A glance through old yearbooks and even photos from last winter reminds us just how much the world has changed over the past nine months. We yearn for the normalcy of assemblies in the Wilkins Meetinghouse, a packed Brown Dining Commons, hosting basketball and hockey games, and the impromptu dance party in the Wise Center. A return to normal may still be a distant dream, but the release of two successful vaccines has lit a light at the end of the COVID-19 tunnel through which we have all been stumbling through this year.
Despite over 135 course offerings, individual classes do not differentiate Proctor from other independent schools. Instead, the entirety of the Proctor experience, and the collective opportunities available to students, set us apart. In order to help students synthesize their varying experiences, on campus and off, Proctor introduced the Academic Concentrations Program in 2015.
With the unknown if interscholastic athletic contests would take place this fall, we already accepted that this would be the most challenging and unique athletic season we have ever faced. What makes athletic programming so valuable is the outlet it provides students and a new environment to learn how to be on a team, lead, win and lose with grace, and exert the built-up physical energy from a full day of classes. It was never a question of if we would have athletics this fall. It was a question of how.
Without the ability for our usual in-person Fall Family Weekend, Proctor’s College Counseling team will host a series of virtual seminars over the next week. Parents of juniors and seniors should keep their eyes out for an email from Director of College Counseling Mike Koenig early next week with additional information.
For near a decade, Proctor has aired live athletic events, performances, and assemblies to countless online spectators. With the most unique year that any of us have experienced, the need for high quality, live broadcasting of athletic contests, and performances at Proctor has never been more vital. Proctor's talented technology team has been hard at work making sure cameras are ready and signals are strong to ensure the highest quality production possible.
In less than two weeks we welcome students back to Proctor's campus for the first time since March. The ability for in-person instruction and regular daily routine of classes, afternoon activities, and nightly study hall is something we all desperately crave. As we transition back to campus and settle into our new normal, afternoon activities will be a part of our routine.

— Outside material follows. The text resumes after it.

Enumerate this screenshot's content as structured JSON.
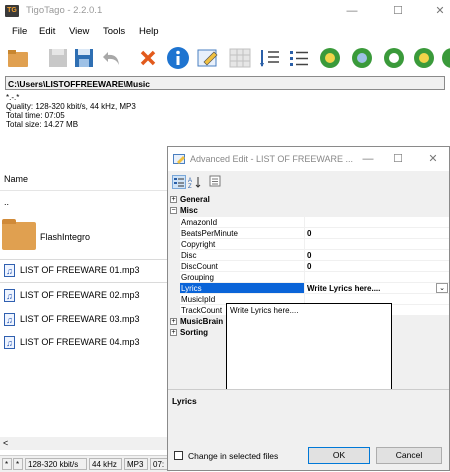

Mike and Becky Walsh arrived at Proctor Academy in the Fall of 2002 when Mike accepted a teaching and coaching position. Since then, Mike has taught in the science and technology departments while serving as the head boys' hockey and golf coach and Becky as the administrative assistant in the Athletic Office. The Walsh's also raised two boys on-campus, Reilly '17 and Ronan '20. For Reilly, growing up on Proctor’s campus often felt like a dream - access to playing fields, the Teddy Maloney ‘88 Rink, and role models in the high schoolers that surrounded him - but his real dream from an early age was taking the ice for an N.H.L. club. This week, Reilly Walsh is one step closer to living out this dream of playing professional hockey.
As we enter Spring Break, students and coaches from five different teams are taking advantage of a pause in the academic schedule for training trips and competitions. USSA/FIS skiers will continue to train and compete through the end of the month, while our freeride skiers and snowboarders depart for Big Sky, Montana this weekend, and the Nordic team qualified two skiers for regional competition. Four of our spring sports teams have headed to warmer weather for a preseason training trip as well. As we have communicated to parents and students, each of these trips and their planning remains fluid as we monitor the COVID-19 situation. Check out a preview of each of the trips below!